The outer castle, castelo de Fora, was built in order to offset in trategic terms the loss of Ayamonte, after the treaty concluded by King Dinis. Now potential aggressor was the well disciplined Castilian cavalry and no longer the mussulman's chaotic algazzara.
At the time the King was faced with a dilema: the Pope had requested him, as all the other Christian Kings, to close the Order of the Temple extinct by a papal edict of 1321. But King Dinis had high regard for the military services rendered to him by the Templars and was also aware of the wealth which the order had brought and created in the country. So he decided to rename the order. The Templars became the Order of Christ and their headquarters were set up at remote Castro Marim. For this purpose the King donated the fortress and the adjoining territory to the monk-knights. The Mestrado of the Order remained there until 1356, when a papal sanction allowed it to return to the famous Convent of Christ, at Tomar, in central Portugal, where it remain until 1834. Then, it was dissolved by a drecree of the liberal Goverment of the day.

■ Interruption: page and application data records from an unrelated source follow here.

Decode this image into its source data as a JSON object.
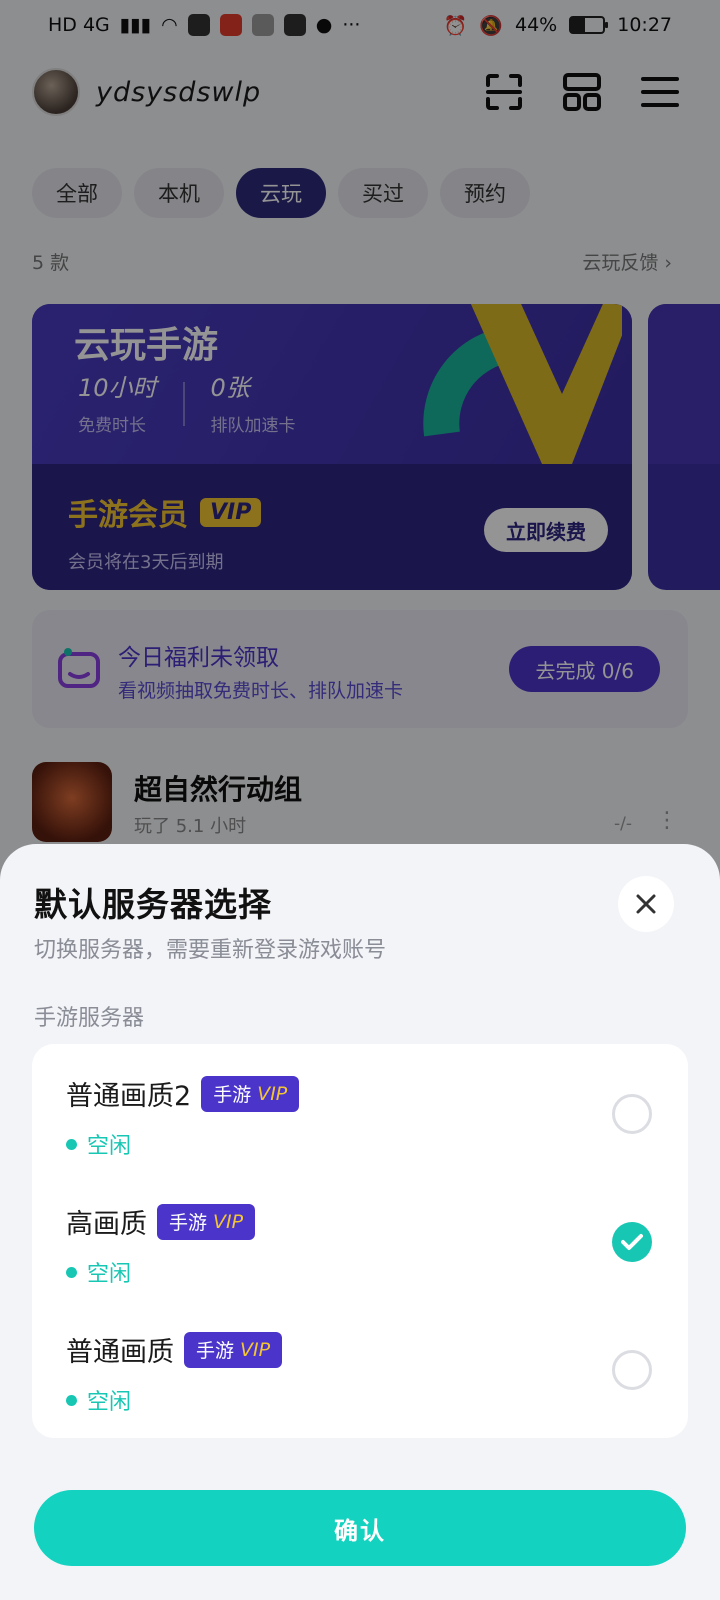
{
  "status_bar": {
    "network": "HD 4G",
    "chips": [
      "游戏大全",
      "微博",
      "QQ",
      "游戏大全"
    ],
    "more": "···",
    "battery": "44%",
    "time": "10:27"
  },
  "header": {
    "username": "ydsysdswlp"
  },
  "tabs": [
    {
      "label": "全部"
    },
    {
      "label": "本机"
    },
    {
      "label": "云玩"
    },
    {
      "label": "买过"
    },
    {
      "label": "预约"
    }
  ],
  "active_tab": "云玩",
  "list_info": {
    "count": "5 款",
    "feedback": "云玩反馈"
  },
  "banner": {
    "title": "云玩手游",
    "stat1_value": "10小时",
    "stat1_label": "免费时长",
    "stat2_value": "0张",
    "stat2_label": "排队加速卡",
    "vip_title": "手游会员",
    "vip_tag": "VIP",
    "vip_sub": "会员将在3天后到期",
    "renew_button": "立即续费"
  },
  "welfare": {
    "title": "今日福利未领取",
    "subtitle": "看视频抽取免费时长、排队加速卡",
    "button": "去完成 0/6"
  },
  "game": {
    "name": "超自然行动组",
    "played": "玩了 5.1 小时",
    "meta": "-/-"
  },
  "sheet": {
    "title": "默认服务器选择",
    "subtitle": "切换服务器，需要重新登录游戏账号",
    "section_label": "手游服务器",
    "servers": [
      {
        "name": "普通画质2",
        "badge_a": "手游",
        "badge_b": "VIP",
        "status": "空闲",
        "selected": false
      },
      {
        "name": "高画质",
        "badge_a": "手游",
        "badge_b": "VIP",
        "status": "空闲",
        "selected": true
      },
      {
        "name": "普通画质",
        "badge_a": "手游",
        "badge_b": "VIP",
        "status": "空闲",
        "selected": false
      }
    ],
    "confirm_button": "确认"
  },
  "colors": {
    "accent_teal": "#14d2c0",
    "status_teal": "#18c7b3",
    "vip_purple": "#4a34c9",
    "vip_gold": "#f3c532",
    "tab_active": "#2d2a7b"
  },
  "icons": {
    "close": "close-icon",
    "check": "check-icon",
    "scan": "scan-icon",
    "grid": "grid-icon",
    "menu": "menu-icon"
  }
}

The most renowned of the Grao - Mestres of the Order of Christ, was Henry, the Navigator (1394 - 1460), whose mother, Philipa of Lancaster, was a daughter of John Gaunt. Until 1513, the Order had great influence on the Portuguese public life. Its contribution in the form of geographic knowledge accumulated and financial resources mobilised for the maritime discoveries of the XIV and XV century is now well established. Besides it serve as a cradle for the military elite who conducted the destinies of the nation through the period. The Order of Cristo remained faithful to the Temple's tradition of extending protection to the Jewsh population. Tomar and Leiria, two domains of the Order, became , during the period, flourishing Jewish trading centres.
In 1504, King Manuel, still followed the previous policy, caused improvements of a military nature to be made on the Castle of Castro Marim, enabling it to serve as a logistic basis for the maritime supply line supporting the Portuguese held citadels in the Moroccan Northern coast. However the days of glory of the Order were numbered. Nine years later, the King, motivated by love for a beautiful Castilian infante, took the decision to comply with Isabel, the Catholic. This proved disastrous for the previous establishment. The Monk-knights of Templars-Christ came under suspicion and were gradually relegated to marginal positions. The Jeronimos, first, and the Jesuits, later, took over the power behind the throne. As result, Portuguese society lost its military nerve and simultaneously its commercial and financial vitality faded.
The ruins reople can visit at Castro Marim, more than witnessing of the eventual redundancy of military fortifications, represent the vestiges of a social organisation under which a nation acquired great vigour, and that came to an end, at the outset of the Modern Age, by a capricious decision of an infatuated king.
At Castro Marim Golfe and Country Club one can enjoy breathtaking views of the ruined fortification. As you can read from the above Castro Marim played a very important rule in the Portuguese history.